“The future of the Minnesota Timberwolves continues to be very bright,” said Taylor. “It’s more important than ever that we find a leader who can build a successful team in today’s fast-paced NBA. We have the cornerstones of a very talented team and need to assemble the final pieces that will elevate us into a playoff team and one that can compete for championships.”

Even after this statement, Adrian Wojnarowski of ESPN doubled down on his report about Saunders and Layden staying:

The Timberwolves are hopeful to award Saunders a multiyear deal as coach, sources said. Saunders is likely to get a three-year deal with a team option on the final season, sources said.
Layden has successfully sold himself to ownership as a front-office executive independent of the foibles by his past boss, Tom Thibodeau, sources said.

Timberwolves owner Glen Taylor seems too attached to Saunders, who has gone 17-24 as interim coach. That’s an even worse record than Thibodeau this season. Obviously, record is far from a perfect indicator of coaching ability, but has Saunders really shown enough to warrant this level of respect?

Potential president candidates will be turned off by this situation. Lead executives generally want to pick their own coach. This is a strong signal about the limited power of this presidency position.

Maybe Minnesota’s next president can talk Taylor into choosing a new coach. But with specific contract terms already being negotiated with Saunders, that seems unlikely.

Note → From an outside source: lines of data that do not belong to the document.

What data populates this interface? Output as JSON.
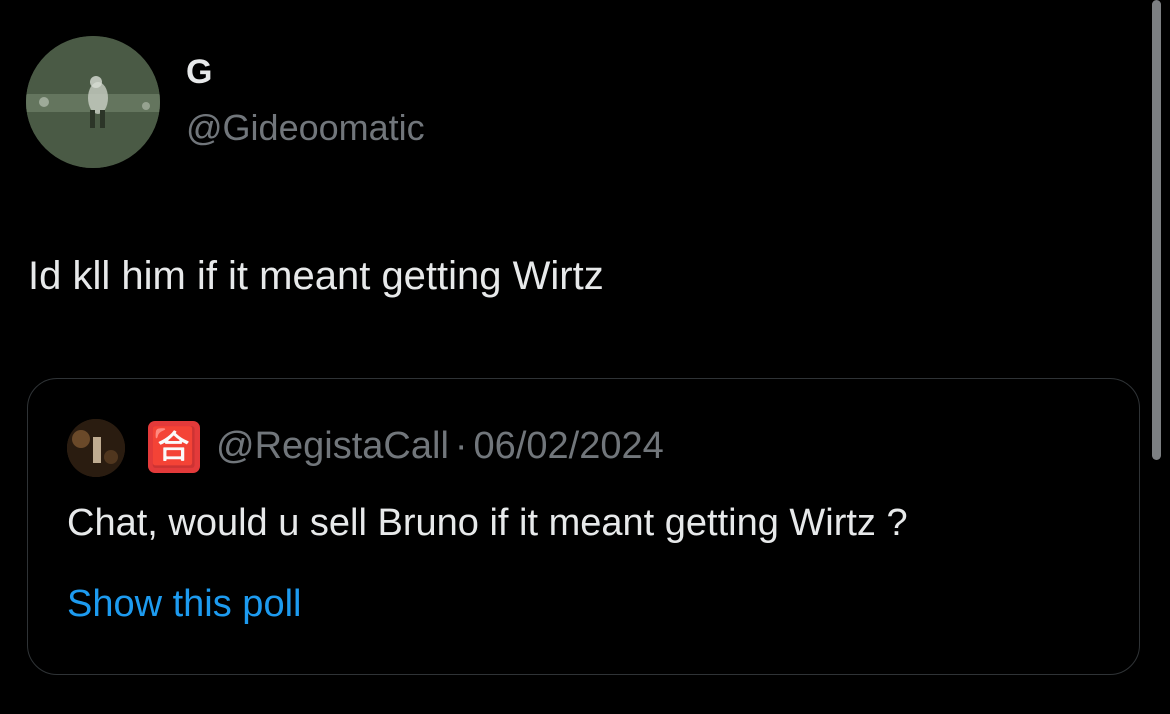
{
  "tweet": {
    "display_name": "G",
    "handle": "@Gideoomatic",
    "text": "Id kll him if it meant getting Wirtz",
    "avatar_icon": "profile-photo-icon"
  },
  "quote": {
    "emoji": "🈴",
    "handle": "@RegistaCall",
    "separator": "·",
    "date": "06/02/2024",
    "text": "Chat, would u sell Bruno if it meant getting Wirtz ?",
    "link_label": "Show this poll",
    "link_color": "#1d9bf0"
  },
  "colors": {
    "background": "#000000",
    "primary_text": "#e7e9ea",
    "secondary_text": "#71767b",
    "border": "#2f3336"
  }
}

Keeping Layden isn’t as big a deal. Teams frequently keep support staff in the front office amid changeover at the top. Though Layden holds the title of general manager, that’s a second-tier position below a team president, first Thibodeau and probably soon someone else.